YOUR TASK –
From the records below, copy out each line that has the word "accent".

[Records drawn from a dataset]
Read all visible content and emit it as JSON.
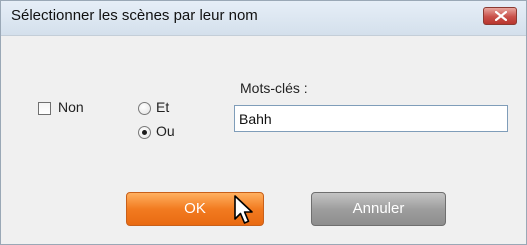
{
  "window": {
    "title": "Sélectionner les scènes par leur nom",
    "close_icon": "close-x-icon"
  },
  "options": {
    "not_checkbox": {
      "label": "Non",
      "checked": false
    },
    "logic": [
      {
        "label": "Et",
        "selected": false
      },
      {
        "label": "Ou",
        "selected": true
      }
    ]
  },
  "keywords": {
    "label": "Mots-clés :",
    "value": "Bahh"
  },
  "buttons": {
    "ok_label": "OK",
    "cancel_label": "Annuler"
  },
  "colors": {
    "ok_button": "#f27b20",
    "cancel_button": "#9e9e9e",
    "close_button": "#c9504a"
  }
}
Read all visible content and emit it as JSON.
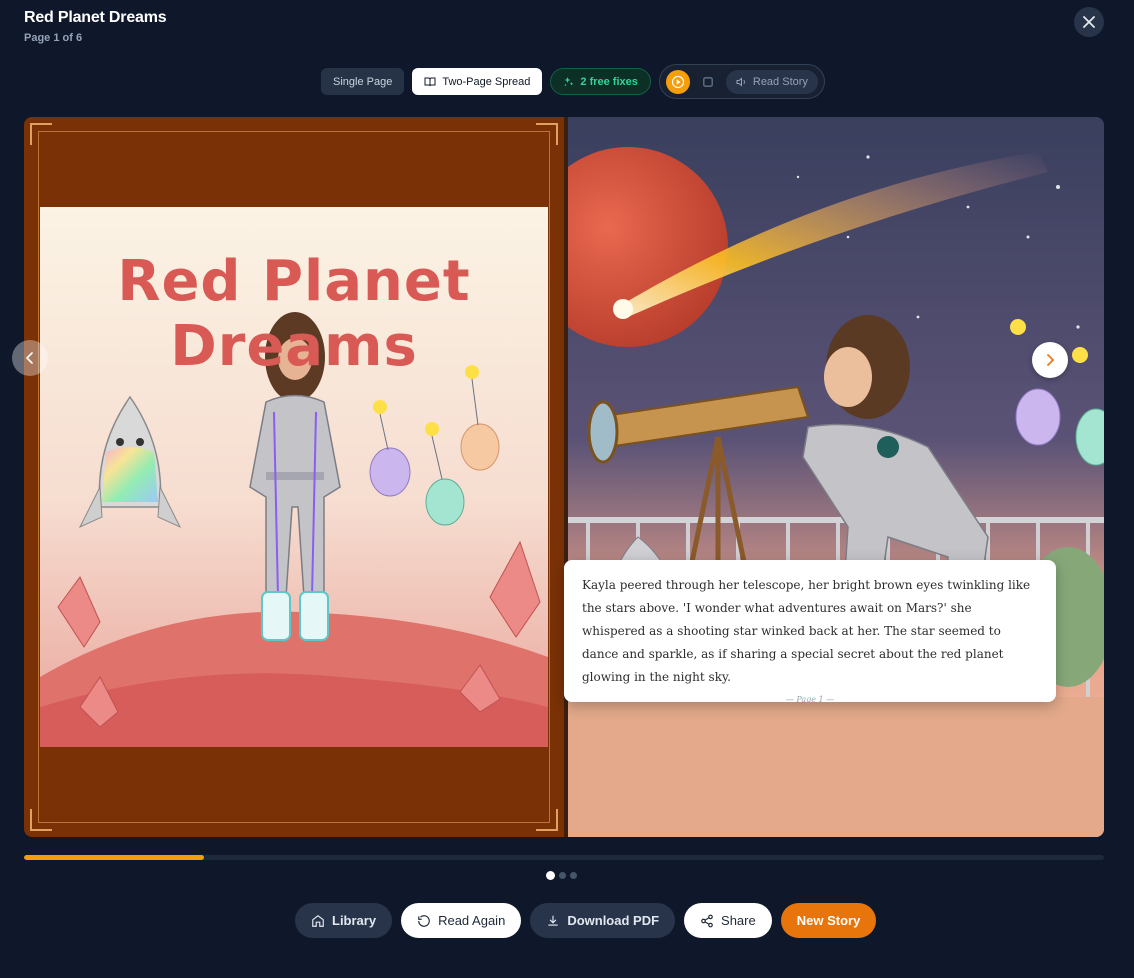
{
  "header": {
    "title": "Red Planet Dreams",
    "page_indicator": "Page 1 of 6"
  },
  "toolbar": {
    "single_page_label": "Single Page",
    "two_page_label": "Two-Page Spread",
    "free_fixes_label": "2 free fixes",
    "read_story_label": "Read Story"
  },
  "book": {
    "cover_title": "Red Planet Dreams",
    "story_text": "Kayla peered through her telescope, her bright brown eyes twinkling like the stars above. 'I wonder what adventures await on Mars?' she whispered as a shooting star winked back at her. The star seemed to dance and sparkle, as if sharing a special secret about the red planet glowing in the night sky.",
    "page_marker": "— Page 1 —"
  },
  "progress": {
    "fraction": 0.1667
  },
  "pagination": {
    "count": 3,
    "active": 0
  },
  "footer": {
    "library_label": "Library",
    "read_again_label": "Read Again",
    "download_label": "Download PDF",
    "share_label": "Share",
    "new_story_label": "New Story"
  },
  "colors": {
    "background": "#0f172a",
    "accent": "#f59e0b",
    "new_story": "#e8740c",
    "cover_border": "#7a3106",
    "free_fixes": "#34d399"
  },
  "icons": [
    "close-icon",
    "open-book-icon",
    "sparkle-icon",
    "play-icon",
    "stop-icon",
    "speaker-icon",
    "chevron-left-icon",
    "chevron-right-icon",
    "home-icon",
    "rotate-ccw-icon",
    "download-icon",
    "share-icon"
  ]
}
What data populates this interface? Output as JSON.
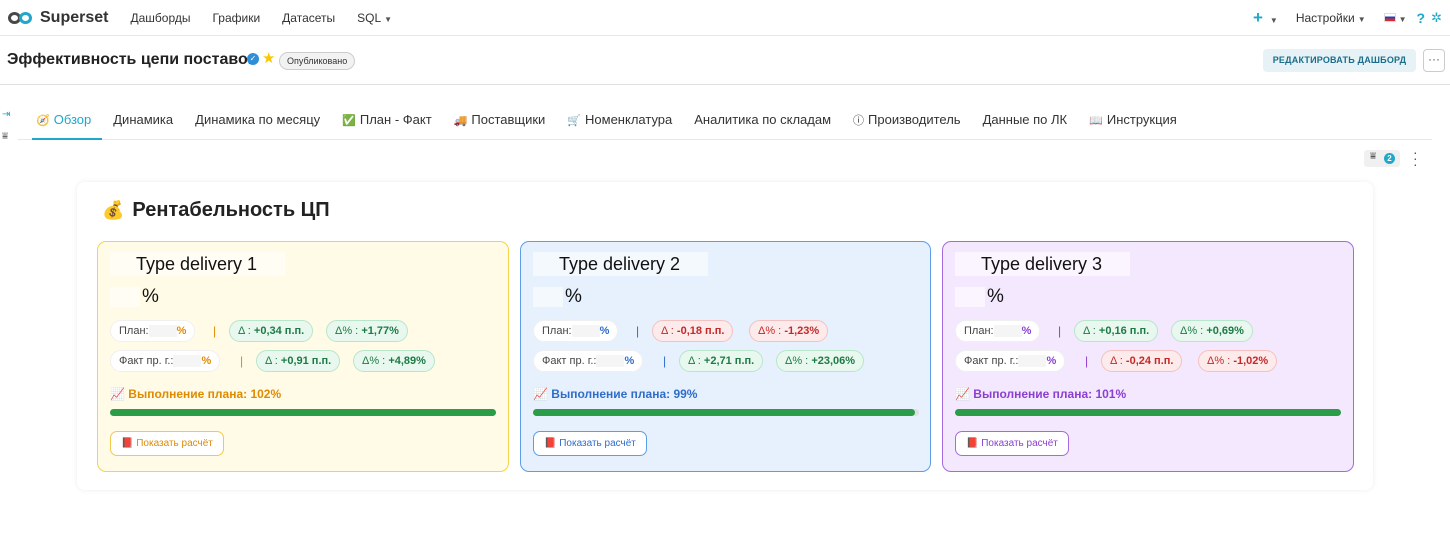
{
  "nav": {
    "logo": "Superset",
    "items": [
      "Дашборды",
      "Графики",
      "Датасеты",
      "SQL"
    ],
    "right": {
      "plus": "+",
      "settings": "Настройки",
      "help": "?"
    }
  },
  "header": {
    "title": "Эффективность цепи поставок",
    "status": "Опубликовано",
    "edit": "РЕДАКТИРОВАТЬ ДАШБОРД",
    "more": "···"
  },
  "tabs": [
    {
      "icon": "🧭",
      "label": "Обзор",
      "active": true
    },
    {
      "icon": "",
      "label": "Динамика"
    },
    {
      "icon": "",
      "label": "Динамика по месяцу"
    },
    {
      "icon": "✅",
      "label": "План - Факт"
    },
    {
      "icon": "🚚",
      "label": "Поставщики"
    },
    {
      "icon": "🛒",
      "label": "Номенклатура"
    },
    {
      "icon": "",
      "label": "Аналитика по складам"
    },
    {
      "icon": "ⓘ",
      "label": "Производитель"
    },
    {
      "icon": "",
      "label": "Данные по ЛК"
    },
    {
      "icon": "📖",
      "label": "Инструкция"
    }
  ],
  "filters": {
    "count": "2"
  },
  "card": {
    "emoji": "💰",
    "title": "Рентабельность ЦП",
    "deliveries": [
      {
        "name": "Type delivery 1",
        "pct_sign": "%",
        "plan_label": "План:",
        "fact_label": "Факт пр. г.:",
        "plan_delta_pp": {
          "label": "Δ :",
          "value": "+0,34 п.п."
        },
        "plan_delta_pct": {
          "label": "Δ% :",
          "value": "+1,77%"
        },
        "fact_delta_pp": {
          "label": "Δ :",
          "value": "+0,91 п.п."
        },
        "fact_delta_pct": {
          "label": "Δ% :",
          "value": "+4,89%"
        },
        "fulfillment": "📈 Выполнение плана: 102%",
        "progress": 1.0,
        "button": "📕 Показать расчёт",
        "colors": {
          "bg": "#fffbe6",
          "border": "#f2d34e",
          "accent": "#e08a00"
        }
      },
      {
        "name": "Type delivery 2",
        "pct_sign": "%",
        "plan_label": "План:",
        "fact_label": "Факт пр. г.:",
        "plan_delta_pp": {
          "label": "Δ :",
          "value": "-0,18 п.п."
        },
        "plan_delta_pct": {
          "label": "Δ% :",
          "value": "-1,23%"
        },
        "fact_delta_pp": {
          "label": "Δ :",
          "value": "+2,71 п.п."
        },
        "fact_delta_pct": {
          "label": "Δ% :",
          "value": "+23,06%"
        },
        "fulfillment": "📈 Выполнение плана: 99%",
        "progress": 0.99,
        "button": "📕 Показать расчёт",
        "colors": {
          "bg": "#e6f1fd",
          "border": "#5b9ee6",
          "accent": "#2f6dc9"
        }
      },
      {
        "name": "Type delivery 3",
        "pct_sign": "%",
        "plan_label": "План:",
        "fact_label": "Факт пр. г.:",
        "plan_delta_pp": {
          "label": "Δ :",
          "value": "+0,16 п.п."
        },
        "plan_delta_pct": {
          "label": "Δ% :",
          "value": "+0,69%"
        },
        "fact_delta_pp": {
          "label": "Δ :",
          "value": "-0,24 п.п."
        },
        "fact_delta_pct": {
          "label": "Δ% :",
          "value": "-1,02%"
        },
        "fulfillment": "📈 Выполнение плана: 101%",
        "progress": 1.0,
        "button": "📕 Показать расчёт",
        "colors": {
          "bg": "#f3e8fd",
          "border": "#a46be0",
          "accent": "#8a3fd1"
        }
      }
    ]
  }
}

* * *

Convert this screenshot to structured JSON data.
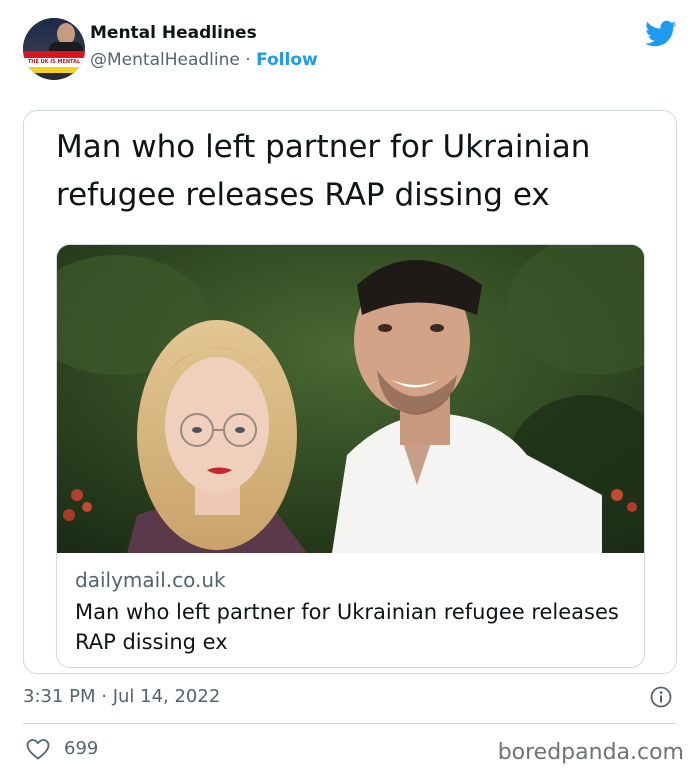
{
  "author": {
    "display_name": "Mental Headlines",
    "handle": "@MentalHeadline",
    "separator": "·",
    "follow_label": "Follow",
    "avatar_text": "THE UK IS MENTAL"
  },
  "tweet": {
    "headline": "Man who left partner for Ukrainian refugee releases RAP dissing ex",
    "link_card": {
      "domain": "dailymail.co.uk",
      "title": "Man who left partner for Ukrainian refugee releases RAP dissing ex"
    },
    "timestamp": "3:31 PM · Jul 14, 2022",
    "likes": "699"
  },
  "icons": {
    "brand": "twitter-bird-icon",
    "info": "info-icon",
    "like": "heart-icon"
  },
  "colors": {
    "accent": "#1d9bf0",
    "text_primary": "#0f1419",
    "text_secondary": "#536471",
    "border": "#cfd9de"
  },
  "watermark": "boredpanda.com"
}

TASK RESULT –
    "accent": "#f59e0b",
          "accent": "#e08a00"
          "accent": "#2f6dc9"
          "accent": "#8a3fd1"
    "accent": "#1d9bf0",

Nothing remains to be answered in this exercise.